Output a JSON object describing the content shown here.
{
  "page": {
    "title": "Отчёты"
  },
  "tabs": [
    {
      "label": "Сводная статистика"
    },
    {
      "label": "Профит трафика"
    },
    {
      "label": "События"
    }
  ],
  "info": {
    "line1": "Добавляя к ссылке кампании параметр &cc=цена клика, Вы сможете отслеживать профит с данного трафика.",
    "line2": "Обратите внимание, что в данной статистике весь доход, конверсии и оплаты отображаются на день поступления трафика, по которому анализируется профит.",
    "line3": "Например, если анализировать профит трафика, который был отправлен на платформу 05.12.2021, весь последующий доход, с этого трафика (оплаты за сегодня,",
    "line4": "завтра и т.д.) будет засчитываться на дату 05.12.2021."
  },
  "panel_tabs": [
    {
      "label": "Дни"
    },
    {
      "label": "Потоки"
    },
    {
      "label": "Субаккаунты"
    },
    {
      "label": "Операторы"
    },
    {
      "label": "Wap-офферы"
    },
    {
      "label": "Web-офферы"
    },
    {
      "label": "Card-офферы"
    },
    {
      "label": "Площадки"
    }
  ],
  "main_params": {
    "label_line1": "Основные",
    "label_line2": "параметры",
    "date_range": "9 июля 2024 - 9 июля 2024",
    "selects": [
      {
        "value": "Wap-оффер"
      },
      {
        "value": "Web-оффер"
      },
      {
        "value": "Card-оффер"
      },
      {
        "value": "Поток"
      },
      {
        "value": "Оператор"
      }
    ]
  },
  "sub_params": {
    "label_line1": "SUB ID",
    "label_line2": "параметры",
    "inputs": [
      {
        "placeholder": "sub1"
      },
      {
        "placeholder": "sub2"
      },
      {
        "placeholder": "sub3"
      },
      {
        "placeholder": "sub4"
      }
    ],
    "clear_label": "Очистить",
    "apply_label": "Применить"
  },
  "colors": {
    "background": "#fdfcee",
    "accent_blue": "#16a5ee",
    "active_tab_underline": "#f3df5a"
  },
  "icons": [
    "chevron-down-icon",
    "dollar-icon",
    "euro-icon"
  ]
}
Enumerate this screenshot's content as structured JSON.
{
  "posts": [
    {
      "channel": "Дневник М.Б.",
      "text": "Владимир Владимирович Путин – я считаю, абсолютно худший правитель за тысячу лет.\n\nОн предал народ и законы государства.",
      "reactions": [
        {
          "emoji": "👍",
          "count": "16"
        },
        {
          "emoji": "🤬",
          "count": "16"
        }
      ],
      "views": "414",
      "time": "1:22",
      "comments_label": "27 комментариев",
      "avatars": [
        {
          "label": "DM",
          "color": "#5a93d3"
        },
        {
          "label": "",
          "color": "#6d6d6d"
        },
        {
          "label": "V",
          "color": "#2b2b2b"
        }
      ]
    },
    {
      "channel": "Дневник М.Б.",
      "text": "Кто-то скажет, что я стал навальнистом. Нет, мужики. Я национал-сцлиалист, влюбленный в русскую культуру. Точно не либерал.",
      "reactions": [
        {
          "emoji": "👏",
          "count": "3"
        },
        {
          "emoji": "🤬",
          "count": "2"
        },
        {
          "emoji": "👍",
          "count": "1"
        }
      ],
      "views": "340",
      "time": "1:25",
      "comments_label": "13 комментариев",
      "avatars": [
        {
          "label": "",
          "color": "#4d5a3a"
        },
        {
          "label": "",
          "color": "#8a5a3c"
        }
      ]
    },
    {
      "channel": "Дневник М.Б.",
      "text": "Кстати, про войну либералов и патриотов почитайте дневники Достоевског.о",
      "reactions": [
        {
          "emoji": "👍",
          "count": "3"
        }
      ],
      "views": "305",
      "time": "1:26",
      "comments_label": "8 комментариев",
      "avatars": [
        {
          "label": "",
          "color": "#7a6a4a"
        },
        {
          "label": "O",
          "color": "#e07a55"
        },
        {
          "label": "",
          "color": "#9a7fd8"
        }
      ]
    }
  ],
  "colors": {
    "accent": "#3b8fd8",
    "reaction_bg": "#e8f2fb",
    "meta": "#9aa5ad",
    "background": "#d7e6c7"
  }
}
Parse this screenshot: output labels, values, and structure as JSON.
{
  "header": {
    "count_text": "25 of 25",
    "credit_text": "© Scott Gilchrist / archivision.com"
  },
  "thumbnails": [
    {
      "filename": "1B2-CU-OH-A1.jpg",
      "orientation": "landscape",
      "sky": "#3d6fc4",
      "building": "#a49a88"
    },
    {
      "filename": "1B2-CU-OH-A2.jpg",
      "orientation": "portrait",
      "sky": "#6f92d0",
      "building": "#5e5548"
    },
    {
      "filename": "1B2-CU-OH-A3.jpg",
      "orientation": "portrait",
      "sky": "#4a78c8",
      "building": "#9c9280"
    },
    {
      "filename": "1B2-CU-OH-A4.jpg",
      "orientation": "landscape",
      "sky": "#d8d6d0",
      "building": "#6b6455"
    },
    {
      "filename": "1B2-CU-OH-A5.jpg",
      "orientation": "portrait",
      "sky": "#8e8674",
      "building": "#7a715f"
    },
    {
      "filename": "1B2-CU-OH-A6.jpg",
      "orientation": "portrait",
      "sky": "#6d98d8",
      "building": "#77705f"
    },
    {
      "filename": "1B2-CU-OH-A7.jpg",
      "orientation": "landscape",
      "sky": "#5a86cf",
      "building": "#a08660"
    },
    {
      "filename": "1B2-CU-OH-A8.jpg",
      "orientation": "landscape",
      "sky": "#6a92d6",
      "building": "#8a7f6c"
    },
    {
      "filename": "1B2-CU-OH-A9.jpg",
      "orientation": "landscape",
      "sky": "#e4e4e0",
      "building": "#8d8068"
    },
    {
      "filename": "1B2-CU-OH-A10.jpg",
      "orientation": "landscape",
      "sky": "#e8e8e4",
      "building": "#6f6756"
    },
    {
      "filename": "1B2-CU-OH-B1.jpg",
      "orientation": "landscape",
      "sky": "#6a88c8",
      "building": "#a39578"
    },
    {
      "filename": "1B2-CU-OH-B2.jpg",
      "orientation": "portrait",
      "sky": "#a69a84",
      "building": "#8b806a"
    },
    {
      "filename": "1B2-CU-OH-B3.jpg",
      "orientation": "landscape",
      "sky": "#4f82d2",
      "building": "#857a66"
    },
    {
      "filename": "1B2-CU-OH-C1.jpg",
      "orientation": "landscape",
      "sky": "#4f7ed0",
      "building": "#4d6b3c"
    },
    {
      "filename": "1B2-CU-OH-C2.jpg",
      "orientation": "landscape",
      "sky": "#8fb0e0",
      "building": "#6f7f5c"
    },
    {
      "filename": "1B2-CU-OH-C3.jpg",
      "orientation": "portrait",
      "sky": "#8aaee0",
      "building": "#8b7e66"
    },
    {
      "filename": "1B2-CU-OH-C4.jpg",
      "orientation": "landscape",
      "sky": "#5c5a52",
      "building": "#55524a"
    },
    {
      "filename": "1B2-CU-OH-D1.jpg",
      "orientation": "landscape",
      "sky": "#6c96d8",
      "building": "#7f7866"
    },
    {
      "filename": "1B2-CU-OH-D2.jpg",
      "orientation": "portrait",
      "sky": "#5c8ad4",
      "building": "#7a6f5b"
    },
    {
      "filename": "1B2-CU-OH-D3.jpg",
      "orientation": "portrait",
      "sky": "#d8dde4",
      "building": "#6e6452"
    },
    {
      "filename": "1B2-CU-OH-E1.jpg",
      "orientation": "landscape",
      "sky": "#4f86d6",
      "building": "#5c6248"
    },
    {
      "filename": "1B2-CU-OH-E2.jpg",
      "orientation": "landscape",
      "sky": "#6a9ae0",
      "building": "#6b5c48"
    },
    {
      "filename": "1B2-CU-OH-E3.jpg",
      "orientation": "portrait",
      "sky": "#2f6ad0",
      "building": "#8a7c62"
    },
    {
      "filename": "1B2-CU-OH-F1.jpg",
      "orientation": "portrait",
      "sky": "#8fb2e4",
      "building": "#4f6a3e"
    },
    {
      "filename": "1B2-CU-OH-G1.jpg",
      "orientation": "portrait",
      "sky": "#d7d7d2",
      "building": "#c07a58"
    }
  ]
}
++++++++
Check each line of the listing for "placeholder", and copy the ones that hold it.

        "placeholder": "sub1"
        "placeholder": "sub2"
        "placeholder": "sub3"
        "placeholder": "sub4"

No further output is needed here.